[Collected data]
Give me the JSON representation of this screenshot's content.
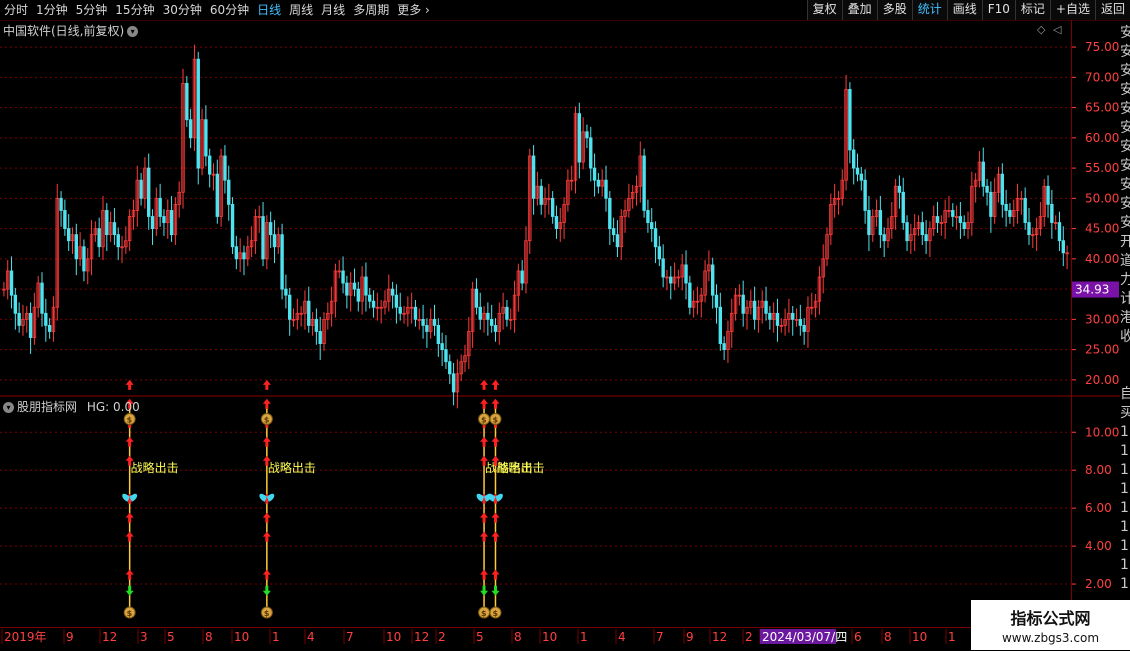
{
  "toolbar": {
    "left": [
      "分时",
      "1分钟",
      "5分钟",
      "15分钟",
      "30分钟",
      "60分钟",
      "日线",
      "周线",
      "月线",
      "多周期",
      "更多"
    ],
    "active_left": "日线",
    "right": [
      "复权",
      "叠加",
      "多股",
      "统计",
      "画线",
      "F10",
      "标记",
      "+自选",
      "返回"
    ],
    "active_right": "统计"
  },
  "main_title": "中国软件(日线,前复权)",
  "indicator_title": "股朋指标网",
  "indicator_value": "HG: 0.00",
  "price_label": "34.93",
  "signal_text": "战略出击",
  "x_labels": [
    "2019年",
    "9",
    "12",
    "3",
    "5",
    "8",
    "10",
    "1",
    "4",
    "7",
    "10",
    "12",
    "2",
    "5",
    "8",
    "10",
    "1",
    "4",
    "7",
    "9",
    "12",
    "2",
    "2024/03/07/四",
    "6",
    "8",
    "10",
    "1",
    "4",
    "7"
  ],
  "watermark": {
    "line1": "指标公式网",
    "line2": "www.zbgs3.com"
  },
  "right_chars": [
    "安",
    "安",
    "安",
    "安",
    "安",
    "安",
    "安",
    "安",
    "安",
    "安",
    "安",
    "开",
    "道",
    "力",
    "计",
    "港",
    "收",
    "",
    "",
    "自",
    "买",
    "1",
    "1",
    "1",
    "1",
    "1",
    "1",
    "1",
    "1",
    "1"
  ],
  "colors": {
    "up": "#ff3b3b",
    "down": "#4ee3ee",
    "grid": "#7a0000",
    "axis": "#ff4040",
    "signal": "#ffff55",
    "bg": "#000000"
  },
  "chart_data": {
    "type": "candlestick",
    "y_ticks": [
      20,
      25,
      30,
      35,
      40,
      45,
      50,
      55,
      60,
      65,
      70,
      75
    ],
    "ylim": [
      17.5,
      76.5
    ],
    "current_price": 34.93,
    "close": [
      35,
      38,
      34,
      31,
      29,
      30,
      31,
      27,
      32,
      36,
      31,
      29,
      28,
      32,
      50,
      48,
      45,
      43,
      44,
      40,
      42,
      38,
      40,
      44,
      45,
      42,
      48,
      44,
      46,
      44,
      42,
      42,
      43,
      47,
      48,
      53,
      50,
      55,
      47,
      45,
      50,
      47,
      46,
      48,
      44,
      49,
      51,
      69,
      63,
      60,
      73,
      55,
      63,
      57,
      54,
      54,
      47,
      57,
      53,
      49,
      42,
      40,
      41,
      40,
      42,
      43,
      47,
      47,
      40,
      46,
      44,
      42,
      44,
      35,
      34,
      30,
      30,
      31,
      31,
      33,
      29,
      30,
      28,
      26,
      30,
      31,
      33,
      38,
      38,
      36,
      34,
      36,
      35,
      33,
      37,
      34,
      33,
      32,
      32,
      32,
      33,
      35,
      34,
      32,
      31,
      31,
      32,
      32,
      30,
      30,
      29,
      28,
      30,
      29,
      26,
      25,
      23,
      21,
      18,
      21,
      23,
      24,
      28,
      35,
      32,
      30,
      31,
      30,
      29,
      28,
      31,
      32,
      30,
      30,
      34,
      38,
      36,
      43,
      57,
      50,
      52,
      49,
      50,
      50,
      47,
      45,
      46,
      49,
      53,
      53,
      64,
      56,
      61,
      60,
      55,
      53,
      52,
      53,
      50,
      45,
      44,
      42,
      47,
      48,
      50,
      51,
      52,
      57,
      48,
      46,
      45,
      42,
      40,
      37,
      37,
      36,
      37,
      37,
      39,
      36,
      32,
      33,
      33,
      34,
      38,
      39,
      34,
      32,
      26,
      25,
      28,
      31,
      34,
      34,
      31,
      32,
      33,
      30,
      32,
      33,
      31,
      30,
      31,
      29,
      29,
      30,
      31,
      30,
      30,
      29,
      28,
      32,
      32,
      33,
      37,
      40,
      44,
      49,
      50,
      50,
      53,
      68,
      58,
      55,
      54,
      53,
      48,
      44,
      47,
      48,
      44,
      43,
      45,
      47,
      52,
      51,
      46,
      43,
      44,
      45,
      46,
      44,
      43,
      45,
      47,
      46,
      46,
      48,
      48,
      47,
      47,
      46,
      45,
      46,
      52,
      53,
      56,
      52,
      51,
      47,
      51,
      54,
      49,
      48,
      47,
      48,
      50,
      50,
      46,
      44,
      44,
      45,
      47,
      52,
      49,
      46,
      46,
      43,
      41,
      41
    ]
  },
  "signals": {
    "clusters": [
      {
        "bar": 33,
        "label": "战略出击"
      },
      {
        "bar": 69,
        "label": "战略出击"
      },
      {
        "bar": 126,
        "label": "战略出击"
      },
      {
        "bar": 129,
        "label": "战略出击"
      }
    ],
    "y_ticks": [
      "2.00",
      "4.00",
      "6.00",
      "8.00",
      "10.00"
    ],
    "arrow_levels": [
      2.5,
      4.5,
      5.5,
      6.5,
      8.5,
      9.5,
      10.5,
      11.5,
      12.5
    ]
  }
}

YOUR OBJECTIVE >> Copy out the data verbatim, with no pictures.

OUTPUT >>
Give me the JSON representation of this screenshot's content.
{
  "toolbar": {
    "left": [
      "分时",
      "1分钟",
      "5分钟",
      "15分钟",
      "30分钟",
      "60分钟",
      "日线",
      "周线",
      "月线",
      "多周期",
      "更多"
    ],
    "active_left": "日线",
    "right": [
      "复权",
      "叠加",
      "多股",
      "统计",
      "画线",
      "F10",
      "标记",
      "+自选",
      "返回"
    ],
    "active_right": "统计"
  },
  "main_title": "中国软件(日线,前复权)",
  "indicator_title": "股朋指标网",
  "indicator_value": "HG: 0.00",
  "price_label": "34.93",
  "signal_text": "战略出击",
  "x_labels": [
    "2019年",
    "9",
    "12",
    "3",
    "5",
    "8",
    "10",
    "1",
    "4",
    "7",
    "10",
    "12",
    "2",
    "5",
    "8",
    "10",
    "1",
    "4",
    "7",
    "9",
    "12",
    "2",
    "2024/03/07/四",
    "6",
    "8",
    "10",
    "1",
    "4",
    "7"
  ],
  "watermark": {
    "line1": "指标公式网",
    "line2": "www.zbgs3.com"
  },
  "right_chars": [
    "安",
    "安",
    "安",
    "安",
    "安",
    "安",
    "安",
    "安",
    "安",
    "安",
    "安",
    "开",
    "道",
    "力",
    "计",
    "港",
    "收",
    "",
    "",
    "自",
    "买",
    "1",
    "1",
    "1",
    "1",
    "1",
    "1",
    "1",
    "1",
    "1"
  ],
  "colors": {
    "up": "#ff3b3b",
    "down": "#4ee3ee",
    "grid": "#7a0000",
    "axis": "#ff4040",
    "signal": "#ffff55",
    "bg": "#000000"
  },
  "chart_data": {
    "type": "candlestick",
    "y_ticks": [
      20,
      25,
      30,
      35,
      40,
      45,
      50,
      55,
      60,
      65,
      70,
      75
    ],
    "ylim": [
      17.5,
      76.5
    ],
    "current_price": 34.93,
    "close": [
      35,
      38,
      34,
      31,
      29,
      30,
      31,
      27,
      32,
      36,
      31,
      29,
      28,
      32,
      50,
      48,
      45,
      43,
      44,
      40,
      42,
      38,
      40,
      44,
      45,
      42,
      48,
      44,
      46,
      44,
      42,
      42,
      43,
      47,
      48,
      53,
      50,
      55,
      47,
      45,
      50,
      47,
      46,
      48,
      44,
      49,
      51,
      69,
      63,
      60,
      73,
      55,
      63,
      57,
      54,
      54,
      47,
      57,
      53,
      49,
      42,
      40,
      41,
      40,
      42,
      43,
      47,
      47,
      40,
      46,
      44,
      42,
      44,
      35,
      34,
      30,
      30,
      31,
      31,
      33,
      29,
      30,
      28,
      26,
      30,
      31,
      33,
      38,
      38,
      36,
      34,
      36,
      35,
      33,
      37,
      34,
      33,
      32,
      32,
      32,
      33,
      35,
      34,
      32,
      31,
      31,
      32,
      32,
      30,
      30,
      29,
      28,
      30,
      29,
      26,
      25,
      23,
      21,
      18,
      21,
      23,
      24,
      28,
      35,
      32,
      30,
      31,
      30,
      29,
      28,
      31,
      32,
      30,
      30,
      34,
      38,
      36,
      43,
      57,
      50,
      52,
      49,
      50,
      50,
      47,
      45,
      46,
      49,
      53,
      53,
      64,
      56,
      61,
      60,
      55,
      53,
      52,
      53,
      50,
      45,
      44,
      42,
      47,
      48,
      50,
      51,
      52,
      57,
      48,
      46,
      45,
      42,
      40,
      37,
      37,
      36,
      37,
      37,
      39,
      36,
      32,
      33,
      33,
      34,
      38,
      39,
      34,
      32,
      26,
      25,
      28,
      31,
      34,
      34,
      31,
      32,
      33,
      30,
      32,
      33,
      31,
      30,
      31,
      29,
      29,
      30,
      31,
      30,
      30,
      29,
      28,
      32,
      32,
      33,
      37,
      40,
      44,
      49,
      50,
      50,
      53,
      68,
      58,
      55,
      54,
      53,
      48,
      44,
      47,
      48,
      44,
      43,
      45,
      47,
      52,
      51,
      46,
      43,
      44,
      45,
      46,
      44,
      43,
      45,
      47,
      46,
      46,
      48,
      48,
      47,
      47,
      46,
      45,
      46,
      52,
      53,
      56,
      52,
      51,
      47,
      51,
      54,
      49,
      48,
      47,
      48,
      50,
      50,
      46,
      44,
      44,
      45,
      47,
      52,
      49,
      46,
      46,
      43,
      41,
      41
    ]
  },
  "signals": {
    "clusters": [
      {
        "bar": 33,
        "label": "战略出击"
      },
      {
        "bar": 69,
        "label": "战略出击"
      },
      {
        "bar": 126,
        "label": "战略出击"
      },
      {
        "bar": 129,
        "label": "战略出击"
      }
    ],
    "y_ticks": [
      "2.00",
      "4.00",
      "6.00",
      "8.00",
      "10.00"
    ],
    "arrow_levels": [
      2.5,
      4.5,
      5.5,
      6.5,
      8.5,
      9.5,
      10.5,
      11.5,
      12.5
    ]
  }
}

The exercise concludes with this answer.